(Records from a collection)
◇ ◇ ◇ ◇ ◇

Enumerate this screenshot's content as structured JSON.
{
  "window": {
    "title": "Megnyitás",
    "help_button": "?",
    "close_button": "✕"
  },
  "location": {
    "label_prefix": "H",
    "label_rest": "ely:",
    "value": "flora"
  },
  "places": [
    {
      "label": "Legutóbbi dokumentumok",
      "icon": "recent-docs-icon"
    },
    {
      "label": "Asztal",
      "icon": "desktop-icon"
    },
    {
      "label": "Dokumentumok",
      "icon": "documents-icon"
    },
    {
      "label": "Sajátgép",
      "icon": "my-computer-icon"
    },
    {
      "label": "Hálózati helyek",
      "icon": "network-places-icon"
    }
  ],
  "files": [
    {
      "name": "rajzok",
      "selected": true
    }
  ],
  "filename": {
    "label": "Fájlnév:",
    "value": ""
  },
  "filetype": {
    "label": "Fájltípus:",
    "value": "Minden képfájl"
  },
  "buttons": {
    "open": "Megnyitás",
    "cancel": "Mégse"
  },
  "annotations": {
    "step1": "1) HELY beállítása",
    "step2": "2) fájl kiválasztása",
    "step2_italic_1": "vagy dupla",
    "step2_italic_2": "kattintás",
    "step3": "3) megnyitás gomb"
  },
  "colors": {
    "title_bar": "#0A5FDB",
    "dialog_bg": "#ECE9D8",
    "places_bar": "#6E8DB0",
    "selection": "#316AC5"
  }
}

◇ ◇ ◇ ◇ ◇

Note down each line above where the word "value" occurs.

    "value": "flora"
    "value": ""
    "value": "Minden képfájl"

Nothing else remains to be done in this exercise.